80. Ramirez’s intent is clear from his actions. Ramirez filed a frivolous lawsuit against Raizner Slania LLP and Andrew Slania, the law firm that shared a client with Ramirez. That lawsuit was dismissed. Ramirez then refiled the same lawsuit in Harris County Justice Court against Raizer Slania, LLP and Andrew Slania, adding Certain Underwriters at Lloyd[‘]s London as parties.

81. On November 9, 2023, Ramirez sent an e-mail to a number of federal and state government officials alleging Lloyd’s was “not authorized in many states to transact business for over 30 years.” The e-mail also states that “Certain Underwriter[s] at Lloyd[‘]s London and Kevin Hromas and Associates have performed illegally together for over 10 years in Texas deceiving Policyholders, Public Insurance Adjusters, Courts, Judges/Umpires, etc., some might consider this as Racketeer Influenced and Corrupt Organizations Act (RICO).” (emphasis in original removed).

82. Ramirez sent this e-mail not only to various government officials, he also sent the e-mail to multiple private citizens, including attorneys at the law firms Donato, Brown, Pool, & Moehlmann, Martin, Disiere, Jefferson, & Wisdom, Raizner Slania LLP, Mendes & Mount LLP, and Foley & Lardner LLP, and to employees of BNC Equities, a Dallas real estate investment and property management company, and unidentified individuals with Gmail, Yahoo, and AOL e-mail addresses, respectively.

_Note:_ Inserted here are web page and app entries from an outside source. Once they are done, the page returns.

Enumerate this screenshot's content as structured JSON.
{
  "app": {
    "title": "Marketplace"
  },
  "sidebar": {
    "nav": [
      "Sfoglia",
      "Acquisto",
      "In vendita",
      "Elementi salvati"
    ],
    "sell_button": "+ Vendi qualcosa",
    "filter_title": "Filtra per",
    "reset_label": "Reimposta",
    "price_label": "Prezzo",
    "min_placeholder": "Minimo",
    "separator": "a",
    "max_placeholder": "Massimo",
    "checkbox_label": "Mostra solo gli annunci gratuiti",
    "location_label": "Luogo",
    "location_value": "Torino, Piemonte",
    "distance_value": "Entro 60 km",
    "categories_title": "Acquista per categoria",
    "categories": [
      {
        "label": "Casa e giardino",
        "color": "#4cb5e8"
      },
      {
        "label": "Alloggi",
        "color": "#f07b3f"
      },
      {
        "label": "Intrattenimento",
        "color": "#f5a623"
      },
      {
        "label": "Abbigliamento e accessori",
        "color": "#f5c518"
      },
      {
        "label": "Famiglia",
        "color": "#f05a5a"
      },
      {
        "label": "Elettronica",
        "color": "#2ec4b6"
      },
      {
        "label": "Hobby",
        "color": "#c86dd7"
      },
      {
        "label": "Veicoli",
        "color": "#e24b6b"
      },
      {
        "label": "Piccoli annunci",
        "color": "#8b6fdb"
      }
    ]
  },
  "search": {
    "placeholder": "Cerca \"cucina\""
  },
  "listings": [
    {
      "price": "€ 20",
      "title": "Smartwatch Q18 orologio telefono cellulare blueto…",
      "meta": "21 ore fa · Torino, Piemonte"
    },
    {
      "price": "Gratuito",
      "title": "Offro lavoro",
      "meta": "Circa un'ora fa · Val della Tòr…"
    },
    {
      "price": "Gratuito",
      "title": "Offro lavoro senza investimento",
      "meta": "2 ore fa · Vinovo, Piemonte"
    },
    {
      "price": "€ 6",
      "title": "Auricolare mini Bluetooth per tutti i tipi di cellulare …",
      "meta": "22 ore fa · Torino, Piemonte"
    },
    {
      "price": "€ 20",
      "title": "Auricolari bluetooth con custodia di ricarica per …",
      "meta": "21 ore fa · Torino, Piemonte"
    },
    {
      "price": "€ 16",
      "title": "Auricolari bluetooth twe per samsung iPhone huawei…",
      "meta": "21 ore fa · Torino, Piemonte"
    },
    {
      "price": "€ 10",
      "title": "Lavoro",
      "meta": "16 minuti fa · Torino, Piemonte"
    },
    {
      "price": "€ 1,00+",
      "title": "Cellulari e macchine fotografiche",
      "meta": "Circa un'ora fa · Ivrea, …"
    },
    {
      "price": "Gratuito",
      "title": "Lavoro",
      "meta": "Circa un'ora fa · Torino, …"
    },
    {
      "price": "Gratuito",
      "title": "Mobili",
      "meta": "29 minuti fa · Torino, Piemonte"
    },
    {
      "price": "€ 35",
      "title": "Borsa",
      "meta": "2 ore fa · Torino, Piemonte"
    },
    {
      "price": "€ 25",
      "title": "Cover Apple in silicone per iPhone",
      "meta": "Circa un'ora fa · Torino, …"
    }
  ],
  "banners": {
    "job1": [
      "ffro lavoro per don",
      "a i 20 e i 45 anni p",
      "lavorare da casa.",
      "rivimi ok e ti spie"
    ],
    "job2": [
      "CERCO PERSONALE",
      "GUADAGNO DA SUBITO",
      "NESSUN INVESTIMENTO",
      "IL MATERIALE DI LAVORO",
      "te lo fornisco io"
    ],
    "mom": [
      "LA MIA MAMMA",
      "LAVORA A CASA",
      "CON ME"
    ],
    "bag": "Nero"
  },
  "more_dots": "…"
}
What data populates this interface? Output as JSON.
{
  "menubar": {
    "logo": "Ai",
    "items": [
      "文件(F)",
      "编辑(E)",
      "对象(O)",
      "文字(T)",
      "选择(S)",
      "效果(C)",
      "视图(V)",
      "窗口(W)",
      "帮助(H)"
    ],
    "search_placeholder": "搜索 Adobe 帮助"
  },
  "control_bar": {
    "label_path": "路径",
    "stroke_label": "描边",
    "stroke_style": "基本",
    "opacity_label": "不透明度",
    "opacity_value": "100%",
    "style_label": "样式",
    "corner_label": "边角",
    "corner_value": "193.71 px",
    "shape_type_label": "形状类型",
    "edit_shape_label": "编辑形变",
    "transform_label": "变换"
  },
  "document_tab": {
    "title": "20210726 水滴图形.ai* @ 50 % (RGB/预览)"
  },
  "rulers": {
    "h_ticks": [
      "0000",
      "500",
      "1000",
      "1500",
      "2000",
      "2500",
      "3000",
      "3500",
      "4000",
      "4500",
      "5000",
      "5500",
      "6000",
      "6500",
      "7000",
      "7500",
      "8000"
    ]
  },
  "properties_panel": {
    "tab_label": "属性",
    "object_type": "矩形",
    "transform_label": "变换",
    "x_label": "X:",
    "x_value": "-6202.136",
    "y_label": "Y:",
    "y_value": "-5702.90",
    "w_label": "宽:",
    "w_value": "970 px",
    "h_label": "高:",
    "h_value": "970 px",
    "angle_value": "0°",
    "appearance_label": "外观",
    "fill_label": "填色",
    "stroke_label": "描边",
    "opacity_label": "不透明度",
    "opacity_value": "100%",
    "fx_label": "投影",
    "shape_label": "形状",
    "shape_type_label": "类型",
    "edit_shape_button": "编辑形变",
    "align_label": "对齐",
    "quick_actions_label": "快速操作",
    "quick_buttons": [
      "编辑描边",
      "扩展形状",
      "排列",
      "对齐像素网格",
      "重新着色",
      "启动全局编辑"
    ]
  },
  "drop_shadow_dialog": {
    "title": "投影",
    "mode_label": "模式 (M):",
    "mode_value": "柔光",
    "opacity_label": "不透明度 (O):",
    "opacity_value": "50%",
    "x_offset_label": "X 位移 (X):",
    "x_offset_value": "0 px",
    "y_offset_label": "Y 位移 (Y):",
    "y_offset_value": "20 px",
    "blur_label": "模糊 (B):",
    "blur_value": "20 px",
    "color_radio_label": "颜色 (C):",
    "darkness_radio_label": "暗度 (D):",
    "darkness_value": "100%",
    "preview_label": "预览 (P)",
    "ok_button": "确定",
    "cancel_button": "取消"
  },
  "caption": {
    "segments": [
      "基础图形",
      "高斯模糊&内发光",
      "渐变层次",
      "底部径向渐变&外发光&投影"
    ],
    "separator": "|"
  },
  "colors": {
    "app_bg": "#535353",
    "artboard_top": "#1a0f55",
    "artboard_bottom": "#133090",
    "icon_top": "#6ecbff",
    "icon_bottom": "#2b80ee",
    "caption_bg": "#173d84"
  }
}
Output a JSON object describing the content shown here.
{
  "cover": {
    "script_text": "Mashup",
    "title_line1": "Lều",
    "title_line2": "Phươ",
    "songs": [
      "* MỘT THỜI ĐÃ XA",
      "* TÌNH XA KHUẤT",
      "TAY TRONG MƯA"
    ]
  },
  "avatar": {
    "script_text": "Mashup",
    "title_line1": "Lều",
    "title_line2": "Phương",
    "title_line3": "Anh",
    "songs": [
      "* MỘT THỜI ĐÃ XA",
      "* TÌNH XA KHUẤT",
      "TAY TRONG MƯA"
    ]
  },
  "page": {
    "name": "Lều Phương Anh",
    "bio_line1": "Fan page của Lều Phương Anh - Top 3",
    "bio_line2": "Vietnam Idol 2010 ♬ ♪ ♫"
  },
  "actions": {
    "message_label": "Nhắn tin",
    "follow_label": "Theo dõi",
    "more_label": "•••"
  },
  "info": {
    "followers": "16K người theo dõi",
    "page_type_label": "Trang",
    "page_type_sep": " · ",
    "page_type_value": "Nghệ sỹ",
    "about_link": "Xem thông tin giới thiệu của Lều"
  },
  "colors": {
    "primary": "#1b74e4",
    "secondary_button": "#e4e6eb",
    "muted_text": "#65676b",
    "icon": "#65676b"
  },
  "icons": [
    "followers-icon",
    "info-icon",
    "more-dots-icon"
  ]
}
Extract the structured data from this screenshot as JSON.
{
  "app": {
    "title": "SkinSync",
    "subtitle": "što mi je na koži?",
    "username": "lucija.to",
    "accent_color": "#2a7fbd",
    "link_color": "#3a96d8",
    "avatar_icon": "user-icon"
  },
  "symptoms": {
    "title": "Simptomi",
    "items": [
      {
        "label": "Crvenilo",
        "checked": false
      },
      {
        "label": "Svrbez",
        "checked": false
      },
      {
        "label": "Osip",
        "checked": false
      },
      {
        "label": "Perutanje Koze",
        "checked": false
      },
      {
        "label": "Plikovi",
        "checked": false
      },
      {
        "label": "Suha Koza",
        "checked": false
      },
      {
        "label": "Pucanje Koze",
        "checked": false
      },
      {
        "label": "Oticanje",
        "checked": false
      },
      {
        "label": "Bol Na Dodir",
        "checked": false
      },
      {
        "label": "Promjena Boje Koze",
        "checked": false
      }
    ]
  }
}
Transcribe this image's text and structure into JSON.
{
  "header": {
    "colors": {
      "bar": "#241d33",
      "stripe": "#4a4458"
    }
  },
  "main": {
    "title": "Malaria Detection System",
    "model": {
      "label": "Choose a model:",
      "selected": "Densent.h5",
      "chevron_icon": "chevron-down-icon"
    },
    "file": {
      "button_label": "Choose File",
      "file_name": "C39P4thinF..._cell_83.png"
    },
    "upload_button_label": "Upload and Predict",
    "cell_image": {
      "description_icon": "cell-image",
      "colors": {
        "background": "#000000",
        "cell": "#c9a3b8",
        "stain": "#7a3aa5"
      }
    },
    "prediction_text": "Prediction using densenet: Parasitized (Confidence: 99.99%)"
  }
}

The allegations in this lawsuit by a very worthy and longstanding player in the insurance industry are the types of actions that should cause any state department of insurance to conduct an immediate investigation into the fitness and competency of a public adjuster.

Thought For The Day

The best way to find yourself is to lose yourself in the service of others.

—Mahatma Gandhi

1 Lloyd’s America v. Ramirez, No. 4:23-cv-04306 (S.D. Tex. [Complaint filed Nov. 15, 2023]).